You can watch it here.
Yeah I'd say the thread is a bit muddled. I kind of assumed it was instances of actors doing real world skills but that doesn't exactly seem to be the case with the posts in this thread or the original podcast choices. If it's opened up to favorite physical acting bits I'd add the following
Ghostbusters, where Murray as Venkman starts twirling in a circle mimicing the roller skater after asking Dana out on a date.
Killing Zoe, where Eric is riding down in the elevator stroking the gold bullion.
I'll have to think about it a bit more if it actually supposed to be actors performing a real world skill though.
In no particular order:
-Terrence Stamp's loping walk in The Limey. Can't find a clip of any of the lingering shots of him stalking LA, but you do get a bit of it here (plus it has, my #2 moment from the film, that grimace at the end)
-Ed Harris sticking his hand into the chemical toilet in The Abyss.
-Robert Mitchum lighting Kirk Douglas's cigarette in Out of the Past. Plus, love the line. "Cigarette? Smoking."
As soon as I read the title of this thread I thought of one very specific scene, but I had to double-check to make sure it's not faked. And it's not.
Chloe Moretz really did flip the shit out of that butterfly knife in Kick-Ass.
Val Kilmer walks coins up and down the back of his hand in almost every movie he's been in, going back to at least Real Genius.
I was astonished this wasn't included in Tom's three.
All three of yours are great, but this one is aces. Just reading the first couple words totally transported me.
"I'm cooperatin' here!"
I was going to post this! It really is a fascinating skill.
I will add: any movie that Chistopher Walken gets to dance in, but specifically Pennies From Heaven. I think most people by now know he was trained as a dancer before he went into acting.
- The armless, legless man rolling and lighting a cigarette in Freaks. With his lips only.
- Ricky Jay touching playing cards in any movie, one of the best examples is in The Ranger, the Cook and a Hole in the Sky.

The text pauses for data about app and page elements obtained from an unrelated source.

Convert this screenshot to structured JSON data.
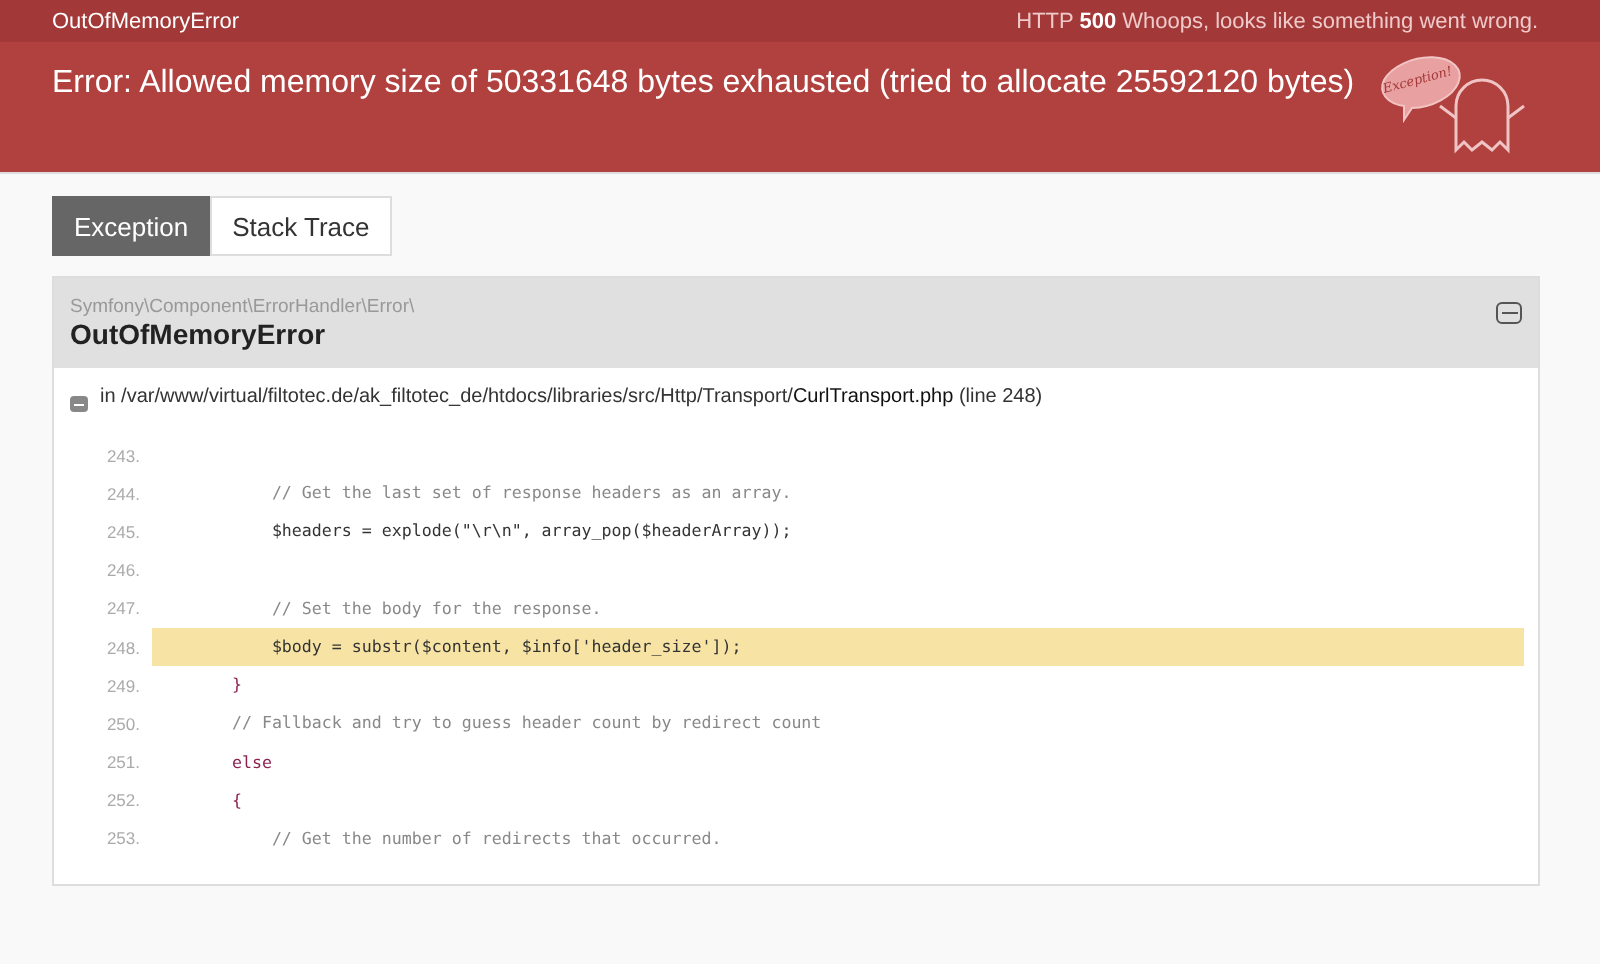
{
  "top_bar": {
    "error_class": "OutOfMemoryError",
    "status_label": "HTTP",
    "status_code": "500",
    "status_message": "Whoops, looks like something went wrong."
  },
  "header": {
    "message": "Error: Allowed memory size of 50331648 bytes exhausted (tried to allocate 25592120 bytes)",
    "logo_bubble": "Exception!"
  },
  "tabs": [
    {
      "label": "Exception",
      "selected": true
    },
    {
      "label": "Stack Trace",
      "selected": false
    }
  ],
  "exception": {
    "namespace": "Symfony\\Component\\ErrorHandler\\Error\\",
    "class": "OutOfMemoryError",
    "expanded": true,
    "location": {
      "prefix": "in",
      "path": "/var/www/virtual/filtotec.de/ak_filtotec_de/htdocs/libraries/src/Http/Transport/",
      "file": "CurlTransport.php",
      "line": "(line 248)"
    },
    "code_lines": [
      {
        "number": "243.",
        "kind": "blank",
        "highlighted": false
      },
      {
        "number": "244.",
        "kind": "comment",
        "text": "            // Get the last set of response headers as an array.",
        "highlighted": false
      },
      {
        "number": "245.",
        "kind": "code",
        "text": "            $headers = explode(\"\\r\\n\", array_pop($headerArray));",
        "highlighted": false
      },
      {
        "number": "246.",
        "kind": "blank",
        "highlighted": false
      },
      {
        "number": "247.",
        "kind": "comment",
        "text": "            // Set the body for the response.",
        "highlighted": false
      },
      {
        "number": "248.",
        "kind": "code",
        "text": "            $body = substr($content, $info['header_size']);",
        "highlighted": true
      },
      {
        "number": "249.",
        "kind": "keyword",
        "text": "        }",
        "highlighted": false
      },
      {
        "number": "250.",
        "kind": "comment",
        "text": "        // Fallback and try to guess header count by redirect count",
        "highlighted": false
      },
      {
        "number": "251.",
        "kind": "keyword",
        "text": "        else",
        "highlighted": false
      },
      {
        "number": "252.",
        "kind": "keyword",
        "text": "        {",
        "highlighted": false
      },
      {
        "number": "253.",
        "kind": "comment",
        "text": "            // Get the number of redirects that occurred.",
        "highlighted": false
      }
    ]
  }
}
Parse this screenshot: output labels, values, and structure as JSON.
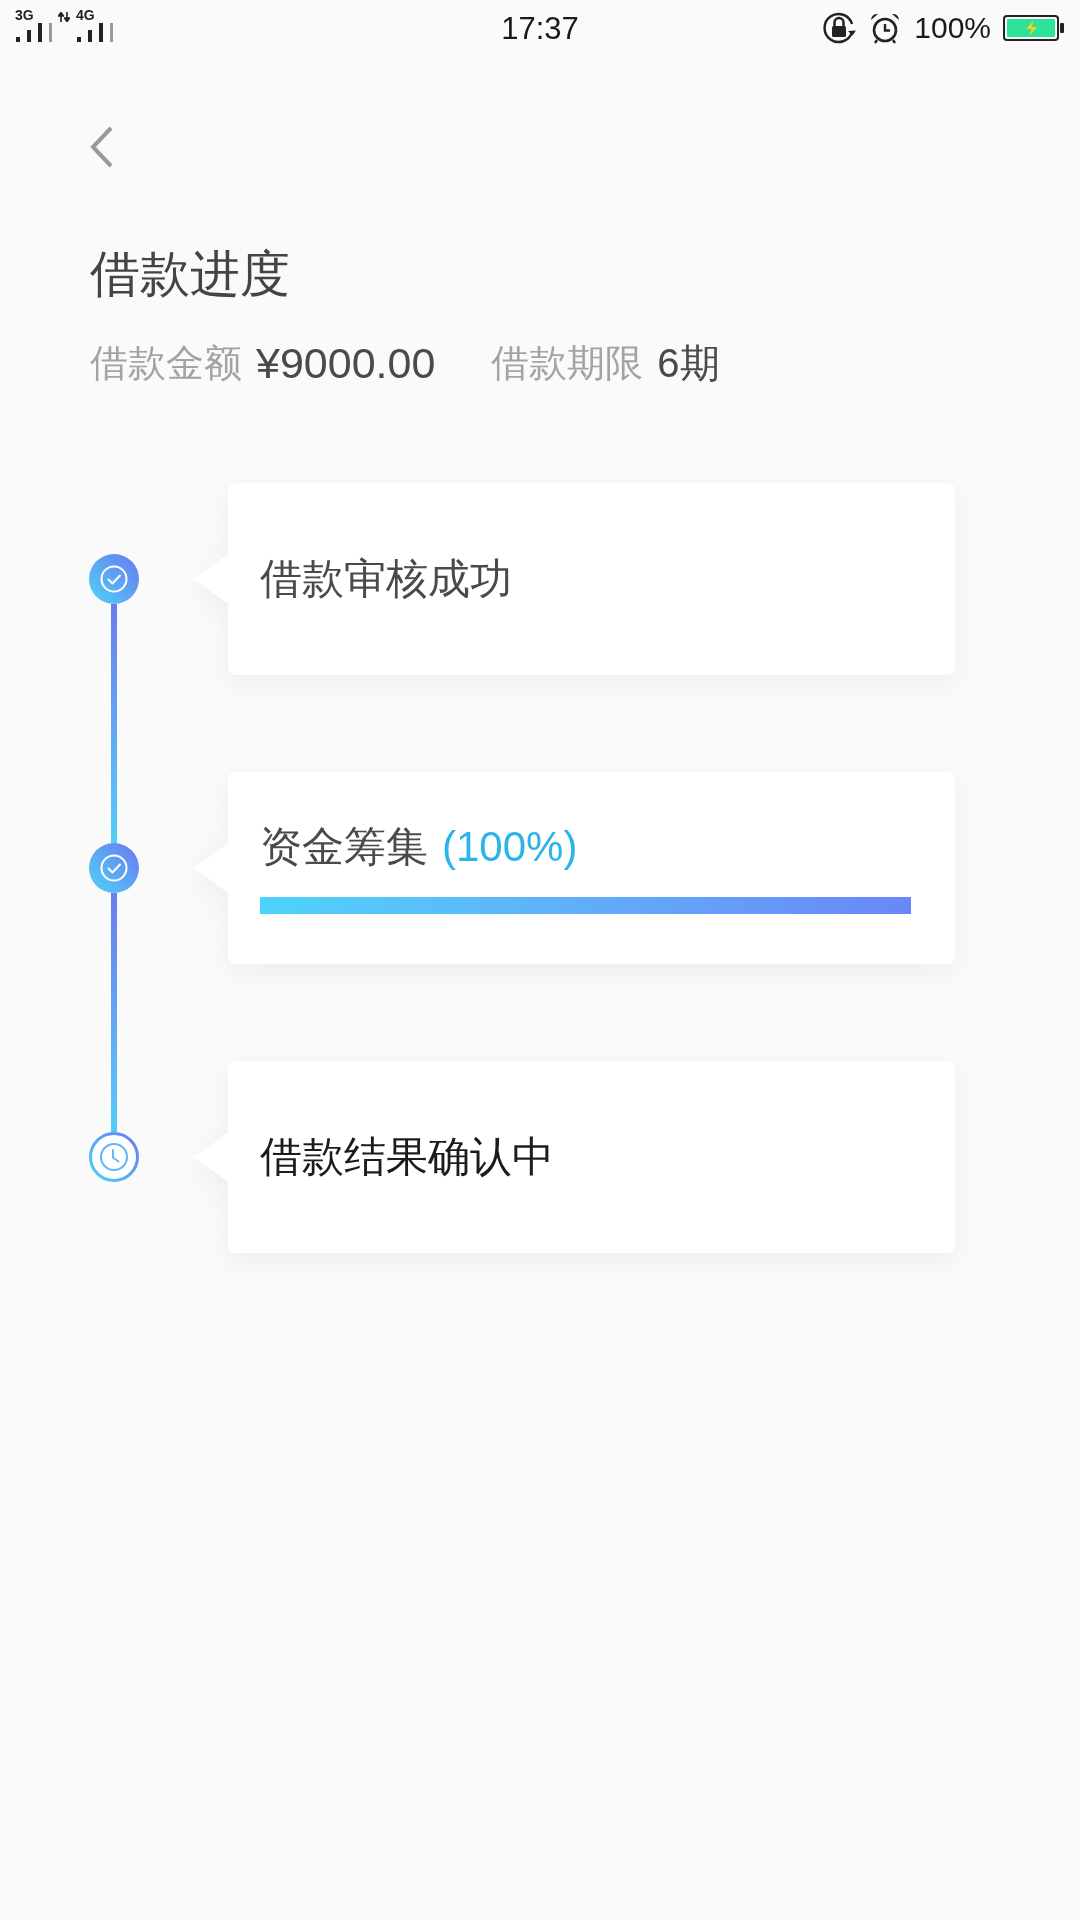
{
  "status_bar": {
    "network_1": "3G",
    "network_2": "4G",
    "time": "17:37",
    "battery": "100%"
  },
  "header": {
    "title": "借款进度",
    "amount_label": "借款金额",
    "amount": "¥9000.00",
    "term_label": "借款期限",
    "term": "6期"
  },
  "steps": [
    {
      "label": "借款审核成功",
      "completed": true
    },
    {
      "label": "资金筹集",
      "percent": "(100%)",
      "level": 1,
      "completed": true
    },
    {
      "label": "借款结果确认中",
      "completed": false
    }
  ]
}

- Bishop's knife trick in Aliens. I know Tom debunked this, but the actor actually can do that trick, just not as fast as that film suggests. He's done it in other films and it is damned impressive.